++++ Supplied entries ++++

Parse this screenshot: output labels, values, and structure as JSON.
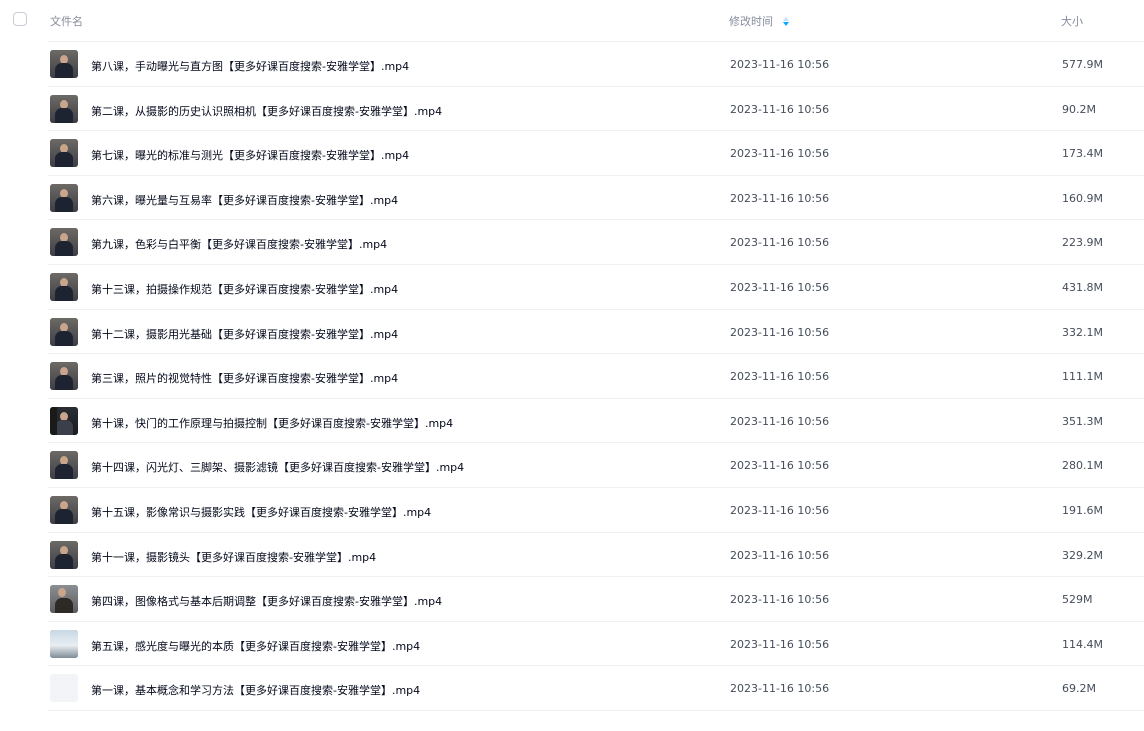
{
  "header": {
    "name_label": "文件名",
    "time_label": "修改时间",
    "size_label": "大小",
    "sort_icon": "sort-descending-icon"
  },
  "files": [
    {
      "name": "第八课，手动曝光与直方图【更多好课百度搜索-安雅学堂】.mp4",
      "time": "2023-11-16 10:56",
      "size": "577.9M",
      "thumb": "person"
    },
    {
      "name": "第二课，从摄影的历史认识照相机【更多好课百度搜索-安雅学堂】.mp4",
      "time": "2023-11-16 10:56",
      "size": "90.2M",
      "thumb": "person"
    },
    {
      "name": "第七课，曝光的标准与测光【更多好课百度搜索-安雅学堂】.mp4",
      "time": "2023-11-16 10:56",
      "size": "173.4M",
      "thumb": "person"
    },
    {
      "name": "第六课，曝光量与互易率【更多好课百度搜索-安雅学堂】.mp4",
      "time": "2023-11-16 10:56",
      "size": "160.9M",
      "thumb": "person"
    },
    {
      "name": "第九课，色彩与白平衡【更多好课百度搜索-安雅学堂】.mp4",
      "time": "2023-11-16 10:56",
      "size": "223.9M",
      "thumb": "person"
    },
    {
      "name": "第十三课，拍摄操作规范【更多好课百度搜索-安雅学堂】.mp4",
      "time": "2023-11-16 10:56",
      "size": "431.8M",
      "thumb": "person"
    },
    {
      "name": "第十二课，摄影用光基础【更多好课百度搜索-安雅学堂】.mp4",
      "time": "2023-11-16 10:56",
      "size": "332.1M",
      "thumb": "person"
    },
    {
      "name": "第三课，照片的视觉特性【更多好课百度搜索-安雅学堂】.mp4",
      "time": "2023-11-16 10:56",
      "size": "111.1M",
      "thumb": "person"
    },
    {
      "name": "第十课，快门的工作原理与拍摄控制【更多好课百度搜索-安雅学堂】.mp4",
      "time": "2023-11-16 10:56",
      "size": "351.3M",
      "thumb": "dark"
    },
    {
      "name": "第十四课，闪光灯、三脚架、摄影滤镜【更多好课百度搜索-安雅学堂】.mp4",
      "time": "2023-11-16 10:56",
      "size": "280.1M",
      "thumb": "person"
    },
    {
      "name": "第十五课，影像常识与摄影实践【更多好课百度搜索-安雅学堂】.mp4",
      "time": "2023-11-16 10:56",
      "size": "191.6M",
      "thumb": "person"
    },
    {
      "name": "第十一课，摄影镜头【更多好课百度搜索-安雅学堂】.mp4",
      "time": "2023-11-16 10:56",
      "size": "329.2M",
      "thumb": "person"
    },
    {
      "name": "第四课，图像格式与基本后期调整【更多好课百度搜索-安雅学堂】.mp4",
      "time": "2023-11-16 10:56",
      "size": "529M",
      "thumb": "alt"
    },
    {
      "name": "第五课，感光度与曝光的本质【更多好课百度搜索-安雅学堂】.mp4",
      "time": "2023-11-16 10:56",
      "size": "114.4M",
      "thumb": "sky"
    },
    {
      "name": "第一课，基本概念和学习方法【更多好课百度搜索-安雅学堂】.mp4",
      "time": "2023-11-16 10:56",
      "size": "69.2M",
      "thumb": "blank"
    }
  ]
}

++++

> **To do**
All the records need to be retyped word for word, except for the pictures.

> **Task result**
Parse this screenshot: output labels, values, and structure as JSON.
{
  "header": {
    "name_label": "文件名",
    "time_label": "修改时间",
    "size_label": "大小",
    "sort_icon": "sort-descending-icon"
  },
  "files": [
    {
      "name": "第八课，手动曝光与直方图【更多好课百度搜索-安雅学堂】.mp4",
      "time": "2023-11-16 10:56",
      "size": "577.9M",
      "thumb": "person"
    },
    {
      "name": "第二课，从摄影的历史认识照相机【更多好课百度搜索-安雅学堂】.mp4",
      "time": "2023-11-16 10:56",
      "size": "90.2M",
      "thumb": "person"
    },
    {
      "name": "第七课，曝光的标准与测光【更多好课百度搜索-安雅学堂】.mp4",
      "time": "2023-11-16 10:56",
      "size": "173.4M",
      "thumb": "person"
    },
    {
      "name": "第六课，曝光量与互易率【更多好课百度搜索-安雅学堂】.mp4",
      "time": "2023-11-16 10:56",
      "size": "160.9M",
      "thumb": "person"
    },
    {
      "name": "第九课，色彩与白平衡【更多好课百度搜索-安雅学堂】.mp4",
      "time": "2023-11-16 10:56",
      "size": "223.9M",
      "thumb": "person"
    },
    {
      "name": "第十三课，拍摄操作规范【更多好课百度搜索-安雅学堂】.mp4",
      "time": "2023-11-16 10:56",
      "size": "431.8M",
      "thumb": "person"
    },
    {
      "name": "第十二课，摄影用光基础【更多好课百度搜索-安雅学堂】.mp4",
      "time": "2023-11-16 10:56",
      "size": "332.1M",
      "thumb": "person"
    },
    {
      "name": "第三课，照片的视觉特性【更多好课百度搜索-安雅学堂】.mp4",
      "time": "2023-11-16 10:56",
      "size": "111.1M",
      "thumb": "person"
    },
    {
      "name": "第十课，快门的工作原理与拍摄控制【更多好课百度搜索-安雅学堂】.mp4",
      "time": "2023-11-16 10:56",
      "size": "351.3M",
      "thumb": "dark"
    },
    {
      "name": "第十四课，闪光灯、三脚架、摄影滤镜【更多好课百度搜索-安雅学堂】.mp4",
      "time": "2023-11-16 10:56",
      "size": "280.1M",
      "thumb": "person"
    },
    {
      "name": "第十五课，影像常识与摄影实践【更多好课百度搜索-安雅学堂】.mp4",
      "time": "2023-11-16 10:56",
      "size": "191.6M",
      "thumb": "person"
    },
    {
      "name": "第十一课，摄影镜头【更多好课百度搜索-安雅学堂】.mp4",
      "time": "2023-11-16 10:56",
      "size": "329.2M",
      "thumb": "person"
    },
    {
      "name": "第四课，图像格式与基本后期调整【更多好课百度搜索-安雅学堂】.mp4",
      "time": "2023-11-16 10:56",
      "size": "529M",
      "thumb": "alt"
    },
    {
      "name": "第五课，感光度与曝光的本质【更多好课百度搜索-安雅学堂】.mp4",
      "time": "2023-11-16 10:56",
      "size": "114.4M",
      "thumb": "sky"
    },
    {
      "name": "第一课，基本概念和学习方法【更多好课百度搜索-安雅学堂】.mp4",
      "time": "2023-11-16 10:56",
      "size": "69.2M",
      "thumb": "blank"
    }
  ]
}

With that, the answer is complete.